    Thanks for sharing your range of replies. Perhaps part of the issue is reminding ourselves that a hidden source that made so many of us sick is okay for others if in moderation. We've learned discipline, so this issue should be no different. (Maybe we'd just rather spend our energies promoting awareness of an issue that likely affects at least 10% of the population.) The other leader and a volunteer parent will handle most of the responsibility; I'll put dad in charge of helping daughter with sales and distribution (he liked selling Boy Scout popcorn); and encourage donations for those with diabetes, gluten issues, or those who simply choose to eat healthy. Aren't we thankful that our diet can encourage us to eat healthier!
  14. I have been gluten-free for 11 months and am getting nervous about the emphasis (and borderline obsession) with cookie sales for GS. I feel like I'm managing my diet fine, but the thought of managing and sending my daughter to sell and distribute cookies is stressing me out. For one, I've designated the other leader and another parent to organize the sales, etc. But I just don't want to be around the cookies, and I'm still concerned my daughter may have a sensitivity or intolerance. Her first bloodwork was fine, but I understand sometimes that's true of a first testing on a child. I've been told by a family member to "get over" my issue with the cookies, but it feels like my child and I will be promoting something (safe for most other people) that was leading to my illness a year ago (and probably earlier). I know that sounds so extreme; I keep regular non-gluten-free food and snacks in the house for the family. They're mostly stuck with gluten-free at dinner. Aside from the cookie sales, I believe in what GS does and their goals.
  15. The Financial Aspect

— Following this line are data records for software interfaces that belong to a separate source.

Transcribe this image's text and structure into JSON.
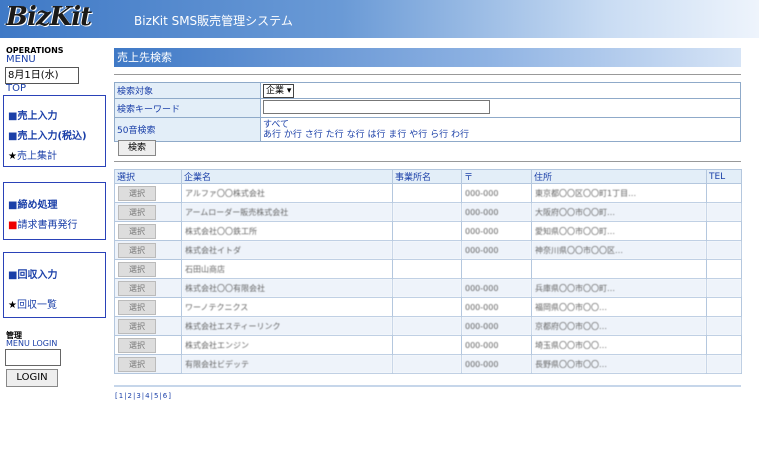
{
  "header": {
    "logo": "BizKit",
    "title": "BizKit SMS販売管理システム"
  },
  "sidebar": {
    "operations": "OPERATIONS",
    "menu": "MENU",
    "date": "8月1日(水)",
    "top": "TOP",
    "group1": [
      {
        "prefix": "■",
        "label": "売上入力"
      },
      {
        "prefix": "■",
        "label": "売上入力(税込)"
      },
      {
        "prefix": "★",
        "label": "売上集計"
      }
    ],
    "group2": [
      {
        "prefix": "■",
        "label": "締め処理"
      },
      {
        "prefix": "■",
        "label": "請求書再発行"
      }
    ],
    "group3": [
      {
        "prefix": "■",
        "label": "回収入力"
      },
      {
        "prefix": "★",
        "label": "回収一覧"
      }
    ],
    "admin": "管理",
    "menu_login": "MENU LOGIN",
    "login_button": "LOGIN"
  },
  "main": {
    "page_title": "売上先検索",
    "search": {
      "target_label": "検索対象",
      "target_value": "企業",
      "keyword_label": "検索キーワード",
      "keyword_value": "",
      "kana_label": "50音検索",
      "kana_all": "すべて",
      "kana_rows": [
        "あ行",
        "か行",
        "さ行",
        "た行",
        "な行",
        "は行",
        "ま行",
        "や行",
        "ら行",
        "わ行"
      ],
      "search_button": "検索"
    },
    "results": {
      "columns": [
        "選択",
        "企業名",
        "事業所名",
        "〒",
        "住所",
        "TEL"
      ],
      "select_label": "選択",
      "rows": [
        {
          "company": "アルファ〇〇株式会社",
          "office": "",
          "zip": "000-000",
          "address": "東京都〇〇区〇〇町1丁目…",
          "tel": ""
        },
        {
          "company": "アームローダー販売株式会社",
          "office": "",
          "zip": "000-000",
          "address": "大阪府〇〇市〇〇町…",
          "tel": ""
        },
        {
          "company": "株式会社〇〇鉄工所",
          "office": "",
          "zip": "000-000",
          "address": "愛知県〇〇市〇〇町…",
          "tel": ""
        },
        {
          "company": "株式会社イトダ",
          "office": "",
          "zip": "000-000",
          "address": "神奈川県〇〇市〇〇区…",
          "tel": ""
        },
        {
          "company": "石田山商店",
          "office": "",
          "zip": "",
          "address": "",
          "tel": ""
        },
        {
          "company": "株式会社〇〇有限会社",
          "office": "",
          "zip": "000-000",
          "address": "兵庫県〇〇市〇〇町…",
          "tel": ""
        },
        {
          "company": "ワーノテクニクス",
          "office": "",
          "zip": "000-000",
          "address": "福岡県〇〇市〇〇…",
          "tel": ""
        },
        {
          "company": "株式会社エスティーリンク",
          "office": "",
          "zip": "000-000",
          "address": "京都府〇〇市〇〇…",
          "tel": ""
        },
        {
          "company": "株式会社エンジン",
          "office": "",
          "zip": "000-000",
          "address": "埼玉県〇〇市〇〇…",
          "tel": ""
        },
        {
          "company": "有限会社ビデッテ",
          "office": "",
          "zip": "000-000",
          "address": "長野県〇〇市〇〇…",
          "tel": ""
        }
      ]
    },
    "pager": "[1|2|3|4|5|6]"
  }
}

    I'm sure your extra limitations make the the gluten-free diet even more challenging. I've been on the gluten-free diet 11 months. At first, the costs were overwhelming to me, (especially when despite my poor health and positive bloodwork, my doctor said if the biopsy was positive the diet would be expensive). Hey, I'm saving money by not buying so much Immodium AD and maybe on other future medical costs, such as possible osteoperosis or other problems. Now I'm finally finding some ways to cut food expenses, but, like you, still struggle with the costs of some items. I've cut back on how many specialty foods I buy from the health store. A recent favorite is making my own chicken broth and adding leftover shredded chicken; navy beans; a few tablespoons of gluten-free flour; cumin; finely chopped carrots, peppers, and onion; diced green chilies; and rice for soup. Top with crushed tortilla chips. Soups are usually fairly cost-effective. (I saw a recipe today for soup with tomatoes, cabbage, juice, onions, and salsa.) Anybody tried to freeze soups you've made? I also starting gardening again this year. The cooked gluten-free breakfast foods go a long ways for the cost. My brother and I have looked for gluten-free food specials and buy in bulk, then split costs. He joined a co-op at a health food store where he can get discounts certain times of the month. My best savings have been from going to a bent-n-dent store or overstock store (watch too many dents and expiration dates).